Digital Fortress, a large privately owned colocation provider in the Seattle area, is expanding beyond its colo roots by offering a Hybrid Infrastructure Management service that covers Azure, Amazon Web Services, and customer-owned infrastructure.
The new services are aimed at helping mid-market companies move toward a more agile infrastructure. Digital Fortress said that it uses best practices, standardization, and automation to monitor new and existing workloads across IT infrastructure – wherever it is.
The service is comprised of monitoring, resolution, and optimization. Digital Fortress staff provides round-the-clock support to identify abnormalities or activity that could impact system health and performance. The company said its staff quickly attend to incidents, and documents them so they can be resolved quicker. And Digital Fortress will also optimize infrastructure and services based on advanced reporting tools, and help determine which cloud services are optimal based on performance and cost.
Mid-Market Clients Dabbling in Public Cloud
“One of the things we’ve realized is almost every single one of our customers in the mid-market is looking at implementing something that leverages the public cloud or they’ve already moved workloads out of our colocation facility,” Digital Fortress CEO Matt Gerber told The WHIR. “So, what we did about six months ago was we made a decision that it would be in our customers’ best interest and in our best interest to figure out a way for them to do that.”
While mid-market CIOs look to public cloud services to reduce their hosting costs and increase their agility, it also requires new skillsets and staff able to run these new infrastructures.

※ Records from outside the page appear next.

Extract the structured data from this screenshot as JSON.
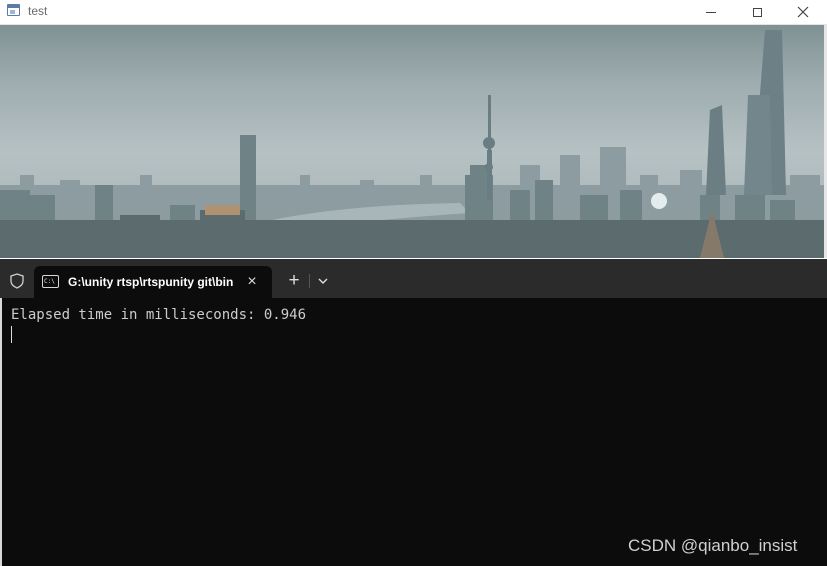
{
  "window": {
    "title": "test",
    "icon": "app-window-icon",
    "controls": [
      "minimize-icon",
      "maximize-icon",
      "close-icon"
    ]
  },
  "video": {
    "description_icon": "city-skyline-image"
  },
  "terminal": {
    "shield_icon": "shield-icon",
    "tab": {
      "icon": "cmd-icon",
      "icon_text": "C:\\",
      "title": "G:\\unity rtsp\\rtspunity git\\bin"
    },
    "close_tab_icon": "×",
    "new_tab_icon": "+",
    "output_line": "Elapsed time in milliseconds: 0.946"
  },
  "watermark": "CSDN @qianbo_insist",
  "colors": {
    "terminal_bg": "#0c0c0c",
    "tabbar_bg": "#2b2b2b",
    "terminal_text": "#cccccc"
  }
}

As a colocation provider, Digital Fortress had to bulk up its skills and staff to handle infrastructure outside of its data centers. “We had to hire a lot of really smart people who were AWS certified,” Gerber said. “We’re also changing the way we’ve structured our NOCs and we will have all of our Level 1 NOC technicians will complete an AWS assessment, and Level 2 NOC technicians will be system-operations certified to support both Azure and AWS environments.”
The company is already an Azure-certified partner, and is working to get employees certified in Azure. “It’s a lot of training,” he said.
He said that Digital Fortress’s Hybrid Infrastructure Management services also require a deeper relationship with customers than with traditional colocation.
“The traditional colocation business provides a ‘warm hands’ service,” he said. “But warm hands doesn’t involve monitoring the customer’s infrastructure 24/7 so there will be a much more intimate relationship with our customers because they’re essentially giving us the keys to their IT kingdom where we’re becoming a trusted partner and it will be our eyes on their infrastructure 24/7.”
The company has been building and testing its capabilities and procedures for the past three months with a pilot program involving select customers.
Colo Providers Need to Evolve
In many ways, the agility provided by public cloud services has been forcing colocation providers to evolve to remain relevant.
“You’re going to have to go one of two ways to remain relevant as a colocation provider – either you compete on scale and have to get very big very fast and service very large wholesale and enterprise colocation customers; or if you’re like us, you have to stay relevant by catering to the customers’ needs and moving up the stack,” Gerber said.
“We’ve seen in the last year a lot of regional, traditional colocation providers move up the stack but we feel a thing that they’re missing is the competency and the skillset to provide the public-cloud tie. When you look at what their customers are doing, the customers really want the ability to leverage the big public clouds in addition to private cloud providers too.” Digital Fortress’ new managed services seems to allow it to do just that.